You can read part one here

To HALO or Not to HALO?

There I was, ready to do a nighttime combat High Altitude Low Opening (HALO) jump in Afghanistan with a bunch of Ranger pipehitters without having any Freefall training at all.

Delta Force Lieutenant Colonel Jim Blaber squared me away with an impromptu class and his HALO rig. I was pumped, to say the least, and when I told Jim so he laughed out loud, “You will be the only Warrant Officer helo pilot with a combat HALO jump, you motherfucker!”

The Air Force got wind of this and pleaded with the mission commander that a Combat Controller (CCT) needed to go on the mission so he could test the runway.
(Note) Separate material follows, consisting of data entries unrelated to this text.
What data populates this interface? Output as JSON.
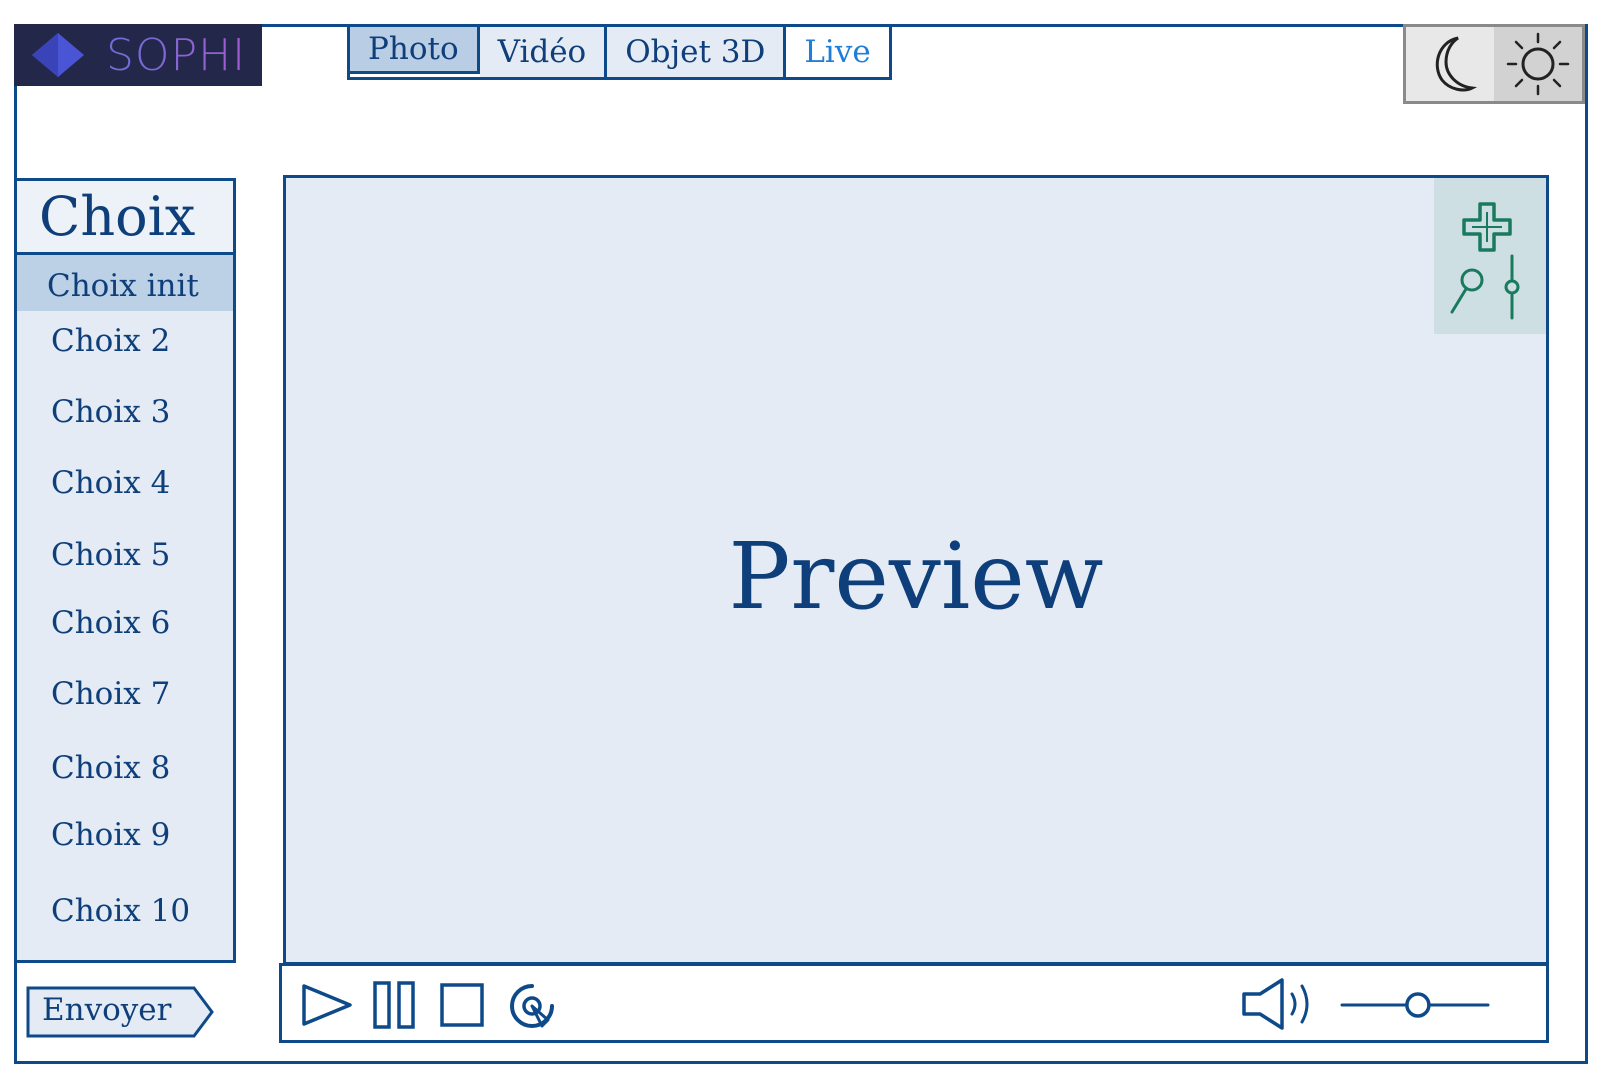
{
  "logo": {
    "text": "SOPHI"
  },
  "tabs": [
    {
      "label": "Photo",
      "active": true
    },
    {
      "label": "Vidéo",
      "active": false
    },
    {
      "label": "Objet 3D",
      "active": false
    },
    {
      "label": "Live",
      "active": false
    }
  ],
  "theme": {
    "options": [
      "moon-icon",
      "sun-icon"
    ]
  },
  "sidebar": {
    "title": "Choix",
    "items": [
      {
        "label": "Choix init",
        "selected": true
      },
      {
        "label": "Choix 2"
      },
      {
        "label": "Choix 3"
      },
      {
        "label": "Choix 4"
      },
      {
        "label": "Choix 5"
      },
      {
        "label": "Choix 6"
      },
      {
        "label": "Choix 7"
      },
      {
        "label": "Choix 8"
      },
      {
        "label": "Choix 9"
      },
      {
        "label": "Choix 10"
      }
    ]
  },
  "send_button": {
    "label": "Envoyer"
  },
  "preview": {
    "label": "Preview"
  },
  "tools": [
    "move-icon",
    "zoom-icon",
    "adjust-slider-icon"
  ],
  "controls": {
    "buttons": [
      "play-icon",
      "pause-icon",
      "stop-icon",
      "replay-icon"
    ],
    "volume_icon": "volume-icon",
    "volume_level": 0.52
  },
  "colors": {
    "primary": "#0e4a8a",
    "panel": "#e4ebf5",
    "selected": "#bcd0e6",
    "tool_accent": "#1a7a5e",
    "logo_bg": "#23284a"
  }
}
My reply to the Air Force colonel was that if there is a freaking Boeing 707 parked on the ramp, then the runway is capable of handling an MC-130!

Operator conducting a HALO jump.

An Accidental Discharge

I lost and was bumped: an Air Force CCT was put on the mission. I was pissed, and the Rangers did not like the decision. Karma: The Ranger Recce team was one minute out from the jump point when the CCT’s parachute mysteriously opened in the airplane. The CCT didn’t make the jump, and to this day, the Rangers have no idea how his chute opened one minute out — Rangers Lead The Way!

But now I had to find another role. The 160th Special Operations Aviation Regiment’s (SOAR) helos and the ground force prepared to head to the aircraft carrier USS Kitty Hawk, from where we would launch the largest special operations raid since the Second World War.